I also taught at the UNC School of Social Work and have done disaster work, focusing on providing crisis and grief counseling to community members and first responders. Post-9/11, I worked with the Red Cross and with the North Carolina Health Department providing support in eastern North Carolina after Hurricane Floyd. I also completed North Carolina’s state medical assistant team training and was the team lead of the Duke medical community’s critical incident response team.
My clinical interests include communication of difficult information to surrogate decision makers, supporting medical team resiliency and helping people find meaning in death-related decisions.
What’s something someone would be surprised to learn about you?
Once when navigating a boat in a storm between the mainland and an island in Nova Scotia, where my family had a falling-down farmhouse, I was guided away from the rocks by a dolphin who stayed with me until I was in the clear. I always appreciate being reminded of wonder when connection is made between sentient beings.
When you’re not on campus, where could we find you?
I’m spending time with family, learning to use my newest camera in preparation for a trip to Iceland, bird watching or shell hunting at the coast.
Do you have any pets?
I have a goldendoodle named Tinker and two cats who were my mom’s. Our Norwegian forest cat is named Magge and our Birman is named Boo Radley.
I’ve also had lots of different pets throughout the years with my kids. They run the gamut from tree frogs and lizards to mice and parakeets.
Anything else people should know?
My door is always open.
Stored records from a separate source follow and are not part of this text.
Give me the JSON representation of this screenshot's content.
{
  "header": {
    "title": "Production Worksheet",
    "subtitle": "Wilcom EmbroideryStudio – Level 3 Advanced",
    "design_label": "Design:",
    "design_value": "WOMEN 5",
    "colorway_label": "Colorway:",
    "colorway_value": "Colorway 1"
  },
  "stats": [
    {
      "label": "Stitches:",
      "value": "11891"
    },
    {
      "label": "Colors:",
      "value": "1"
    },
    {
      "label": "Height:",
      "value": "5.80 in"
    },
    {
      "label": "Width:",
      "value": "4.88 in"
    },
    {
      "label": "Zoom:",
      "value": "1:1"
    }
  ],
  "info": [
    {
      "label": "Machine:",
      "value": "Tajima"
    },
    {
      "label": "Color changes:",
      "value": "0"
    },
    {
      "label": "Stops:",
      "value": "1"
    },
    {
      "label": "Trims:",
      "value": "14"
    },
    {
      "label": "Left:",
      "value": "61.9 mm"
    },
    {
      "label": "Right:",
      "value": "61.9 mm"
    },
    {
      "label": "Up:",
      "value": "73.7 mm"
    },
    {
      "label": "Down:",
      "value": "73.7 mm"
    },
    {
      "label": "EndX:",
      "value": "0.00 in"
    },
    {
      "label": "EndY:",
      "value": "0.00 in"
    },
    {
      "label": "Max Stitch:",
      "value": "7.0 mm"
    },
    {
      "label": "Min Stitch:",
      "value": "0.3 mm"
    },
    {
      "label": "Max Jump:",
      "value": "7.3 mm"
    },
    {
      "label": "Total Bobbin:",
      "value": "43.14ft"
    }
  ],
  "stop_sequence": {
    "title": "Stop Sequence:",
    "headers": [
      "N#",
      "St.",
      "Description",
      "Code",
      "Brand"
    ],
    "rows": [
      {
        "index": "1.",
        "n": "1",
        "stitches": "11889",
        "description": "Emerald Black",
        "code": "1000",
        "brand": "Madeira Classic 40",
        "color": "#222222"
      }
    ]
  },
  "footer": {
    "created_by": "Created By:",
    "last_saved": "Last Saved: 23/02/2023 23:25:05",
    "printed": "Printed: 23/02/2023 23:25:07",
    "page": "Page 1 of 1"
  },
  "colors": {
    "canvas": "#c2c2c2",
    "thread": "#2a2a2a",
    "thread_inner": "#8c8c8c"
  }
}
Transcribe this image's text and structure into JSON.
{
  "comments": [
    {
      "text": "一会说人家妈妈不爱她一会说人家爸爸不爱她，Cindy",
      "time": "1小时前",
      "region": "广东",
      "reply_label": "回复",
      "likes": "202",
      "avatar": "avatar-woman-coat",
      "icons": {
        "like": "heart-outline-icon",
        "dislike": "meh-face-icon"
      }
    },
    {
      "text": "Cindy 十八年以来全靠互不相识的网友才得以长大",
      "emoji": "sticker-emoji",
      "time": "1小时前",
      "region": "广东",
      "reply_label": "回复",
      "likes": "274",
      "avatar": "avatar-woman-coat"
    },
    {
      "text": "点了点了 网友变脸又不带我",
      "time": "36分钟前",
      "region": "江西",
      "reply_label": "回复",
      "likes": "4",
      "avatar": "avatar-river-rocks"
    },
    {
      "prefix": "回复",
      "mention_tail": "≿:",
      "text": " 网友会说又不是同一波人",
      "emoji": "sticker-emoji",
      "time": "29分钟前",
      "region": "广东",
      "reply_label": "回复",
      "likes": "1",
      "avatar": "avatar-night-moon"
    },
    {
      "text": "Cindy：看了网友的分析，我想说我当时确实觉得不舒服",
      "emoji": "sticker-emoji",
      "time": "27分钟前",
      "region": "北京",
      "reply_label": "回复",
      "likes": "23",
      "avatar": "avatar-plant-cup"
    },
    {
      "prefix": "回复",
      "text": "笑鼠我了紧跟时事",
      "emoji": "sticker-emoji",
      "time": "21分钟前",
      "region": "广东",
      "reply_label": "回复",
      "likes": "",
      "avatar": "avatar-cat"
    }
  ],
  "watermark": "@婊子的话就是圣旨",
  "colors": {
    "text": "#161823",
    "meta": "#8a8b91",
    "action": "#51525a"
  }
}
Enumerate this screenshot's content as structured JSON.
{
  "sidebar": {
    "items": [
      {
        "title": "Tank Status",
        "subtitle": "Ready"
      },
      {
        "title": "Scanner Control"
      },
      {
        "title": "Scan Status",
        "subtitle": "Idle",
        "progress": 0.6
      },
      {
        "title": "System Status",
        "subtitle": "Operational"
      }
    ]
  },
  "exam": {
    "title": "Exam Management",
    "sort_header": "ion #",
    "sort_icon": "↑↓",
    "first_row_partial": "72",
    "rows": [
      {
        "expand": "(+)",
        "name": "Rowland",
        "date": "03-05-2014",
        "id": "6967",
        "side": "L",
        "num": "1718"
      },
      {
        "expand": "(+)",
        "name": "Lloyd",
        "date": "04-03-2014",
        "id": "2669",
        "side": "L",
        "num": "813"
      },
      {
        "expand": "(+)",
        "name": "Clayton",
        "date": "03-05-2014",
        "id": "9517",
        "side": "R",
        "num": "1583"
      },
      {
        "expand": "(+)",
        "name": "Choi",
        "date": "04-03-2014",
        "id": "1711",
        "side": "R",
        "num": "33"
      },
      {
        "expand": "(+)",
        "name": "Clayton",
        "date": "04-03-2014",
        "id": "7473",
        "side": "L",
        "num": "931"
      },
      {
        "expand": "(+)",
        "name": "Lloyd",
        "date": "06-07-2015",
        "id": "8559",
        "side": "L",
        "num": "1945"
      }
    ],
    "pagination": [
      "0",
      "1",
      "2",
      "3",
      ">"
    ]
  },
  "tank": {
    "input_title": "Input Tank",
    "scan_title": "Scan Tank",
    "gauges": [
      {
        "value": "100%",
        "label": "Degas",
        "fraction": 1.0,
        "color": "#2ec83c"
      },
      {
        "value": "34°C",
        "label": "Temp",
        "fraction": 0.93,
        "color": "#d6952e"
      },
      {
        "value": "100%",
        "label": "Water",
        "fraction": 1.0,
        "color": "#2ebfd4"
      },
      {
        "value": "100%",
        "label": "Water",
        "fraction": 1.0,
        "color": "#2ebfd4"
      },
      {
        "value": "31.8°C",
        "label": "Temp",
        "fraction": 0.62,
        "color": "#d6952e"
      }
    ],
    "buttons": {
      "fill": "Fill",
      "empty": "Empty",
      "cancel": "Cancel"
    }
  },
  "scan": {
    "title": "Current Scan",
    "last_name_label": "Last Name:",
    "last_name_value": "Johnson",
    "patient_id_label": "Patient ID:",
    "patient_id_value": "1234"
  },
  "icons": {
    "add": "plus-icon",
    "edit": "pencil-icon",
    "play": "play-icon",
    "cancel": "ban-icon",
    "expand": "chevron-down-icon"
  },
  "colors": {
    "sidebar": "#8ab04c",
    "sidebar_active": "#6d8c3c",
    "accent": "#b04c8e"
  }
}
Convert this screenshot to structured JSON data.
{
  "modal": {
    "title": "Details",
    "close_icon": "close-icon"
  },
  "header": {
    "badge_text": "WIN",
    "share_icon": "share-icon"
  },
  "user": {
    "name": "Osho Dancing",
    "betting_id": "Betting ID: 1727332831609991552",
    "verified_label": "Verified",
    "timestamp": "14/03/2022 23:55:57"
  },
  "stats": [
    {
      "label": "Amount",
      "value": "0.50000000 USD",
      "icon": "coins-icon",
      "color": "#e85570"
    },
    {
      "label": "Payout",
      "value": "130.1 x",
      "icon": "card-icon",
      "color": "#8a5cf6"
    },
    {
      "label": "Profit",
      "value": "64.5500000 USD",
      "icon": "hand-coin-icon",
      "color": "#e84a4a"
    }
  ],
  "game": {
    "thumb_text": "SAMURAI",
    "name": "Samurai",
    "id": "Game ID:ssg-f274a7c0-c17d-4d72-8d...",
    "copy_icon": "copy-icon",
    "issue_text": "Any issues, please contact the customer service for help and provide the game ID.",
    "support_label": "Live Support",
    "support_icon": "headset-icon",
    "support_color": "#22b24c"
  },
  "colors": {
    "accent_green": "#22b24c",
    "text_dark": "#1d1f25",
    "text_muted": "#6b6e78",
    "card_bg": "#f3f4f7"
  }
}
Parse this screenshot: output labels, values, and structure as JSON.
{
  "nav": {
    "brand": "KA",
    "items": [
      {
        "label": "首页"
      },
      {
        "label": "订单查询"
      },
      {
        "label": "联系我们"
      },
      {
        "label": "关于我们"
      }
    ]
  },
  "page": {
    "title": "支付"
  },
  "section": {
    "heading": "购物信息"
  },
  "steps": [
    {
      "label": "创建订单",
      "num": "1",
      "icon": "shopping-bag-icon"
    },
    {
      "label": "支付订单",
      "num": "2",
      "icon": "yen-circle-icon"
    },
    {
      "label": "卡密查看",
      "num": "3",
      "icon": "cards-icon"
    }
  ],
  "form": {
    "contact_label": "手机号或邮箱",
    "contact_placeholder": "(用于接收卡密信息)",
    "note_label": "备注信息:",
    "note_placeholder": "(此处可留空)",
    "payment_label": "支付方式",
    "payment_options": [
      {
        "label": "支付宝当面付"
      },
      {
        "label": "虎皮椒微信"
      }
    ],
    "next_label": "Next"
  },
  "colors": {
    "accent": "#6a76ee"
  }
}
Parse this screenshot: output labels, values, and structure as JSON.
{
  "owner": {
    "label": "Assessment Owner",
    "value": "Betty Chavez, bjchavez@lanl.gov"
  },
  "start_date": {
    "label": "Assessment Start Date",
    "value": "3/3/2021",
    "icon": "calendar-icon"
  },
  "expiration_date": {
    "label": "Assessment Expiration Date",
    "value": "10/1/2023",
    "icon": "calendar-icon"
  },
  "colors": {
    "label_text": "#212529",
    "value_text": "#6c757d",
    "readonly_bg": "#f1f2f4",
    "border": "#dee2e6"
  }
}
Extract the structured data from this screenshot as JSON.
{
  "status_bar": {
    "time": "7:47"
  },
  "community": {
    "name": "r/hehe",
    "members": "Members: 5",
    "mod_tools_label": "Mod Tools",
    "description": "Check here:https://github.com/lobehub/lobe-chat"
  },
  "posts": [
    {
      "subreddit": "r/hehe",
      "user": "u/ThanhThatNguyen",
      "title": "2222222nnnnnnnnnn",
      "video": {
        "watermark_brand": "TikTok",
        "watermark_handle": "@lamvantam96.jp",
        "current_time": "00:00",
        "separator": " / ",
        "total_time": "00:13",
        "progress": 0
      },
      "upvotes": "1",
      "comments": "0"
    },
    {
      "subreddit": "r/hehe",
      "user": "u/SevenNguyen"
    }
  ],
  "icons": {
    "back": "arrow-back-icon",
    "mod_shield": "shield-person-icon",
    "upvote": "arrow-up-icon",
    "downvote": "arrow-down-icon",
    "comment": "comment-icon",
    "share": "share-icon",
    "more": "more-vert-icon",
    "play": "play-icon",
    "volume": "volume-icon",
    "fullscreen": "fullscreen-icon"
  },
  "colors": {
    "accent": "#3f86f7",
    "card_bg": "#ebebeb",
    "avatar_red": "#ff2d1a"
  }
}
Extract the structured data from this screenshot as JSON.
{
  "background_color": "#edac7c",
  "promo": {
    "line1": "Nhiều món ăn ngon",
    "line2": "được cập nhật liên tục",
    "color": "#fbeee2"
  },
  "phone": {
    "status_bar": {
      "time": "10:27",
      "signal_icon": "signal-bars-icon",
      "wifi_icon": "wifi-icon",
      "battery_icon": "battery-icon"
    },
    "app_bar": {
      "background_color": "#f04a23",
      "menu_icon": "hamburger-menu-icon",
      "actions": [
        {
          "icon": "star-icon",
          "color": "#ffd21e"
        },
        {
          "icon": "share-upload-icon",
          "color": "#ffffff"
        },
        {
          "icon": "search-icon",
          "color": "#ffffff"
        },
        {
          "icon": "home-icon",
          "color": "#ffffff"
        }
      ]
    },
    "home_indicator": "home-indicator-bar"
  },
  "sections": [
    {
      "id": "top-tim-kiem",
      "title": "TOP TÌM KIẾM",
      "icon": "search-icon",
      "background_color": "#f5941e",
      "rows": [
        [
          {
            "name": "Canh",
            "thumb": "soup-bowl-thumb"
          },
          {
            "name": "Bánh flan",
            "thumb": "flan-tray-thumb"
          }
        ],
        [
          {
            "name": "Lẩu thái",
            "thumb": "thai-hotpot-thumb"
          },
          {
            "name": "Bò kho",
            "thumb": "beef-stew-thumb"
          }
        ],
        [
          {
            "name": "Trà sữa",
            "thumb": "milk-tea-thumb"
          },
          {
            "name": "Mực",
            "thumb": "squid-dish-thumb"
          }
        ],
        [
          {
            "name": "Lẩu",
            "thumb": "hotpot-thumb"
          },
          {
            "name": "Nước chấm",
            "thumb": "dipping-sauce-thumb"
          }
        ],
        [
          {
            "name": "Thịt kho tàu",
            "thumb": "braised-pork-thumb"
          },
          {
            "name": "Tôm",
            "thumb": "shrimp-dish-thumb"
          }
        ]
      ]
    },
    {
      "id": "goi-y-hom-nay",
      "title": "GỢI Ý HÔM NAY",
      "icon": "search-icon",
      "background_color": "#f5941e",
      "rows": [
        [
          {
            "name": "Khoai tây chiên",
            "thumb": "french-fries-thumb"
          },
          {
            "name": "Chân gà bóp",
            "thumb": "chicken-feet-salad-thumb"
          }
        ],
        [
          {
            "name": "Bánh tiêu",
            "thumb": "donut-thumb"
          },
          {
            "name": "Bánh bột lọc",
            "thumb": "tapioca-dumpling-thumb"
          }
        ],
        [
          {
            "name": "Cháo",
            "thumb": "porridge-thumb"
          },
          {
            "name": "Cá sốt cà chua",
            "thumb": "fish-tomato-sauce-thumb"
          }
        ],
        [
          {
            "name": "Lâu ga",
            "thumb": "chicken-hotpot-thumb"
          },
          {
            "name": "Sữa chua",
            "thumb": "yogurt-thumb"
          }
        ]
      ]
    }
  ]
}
I hope that no one ever feels like they are bothering me. I’d love for anyone and everyone to come by my office.
Visit thefamily and community services page for more information about resources available for clients and pet owners.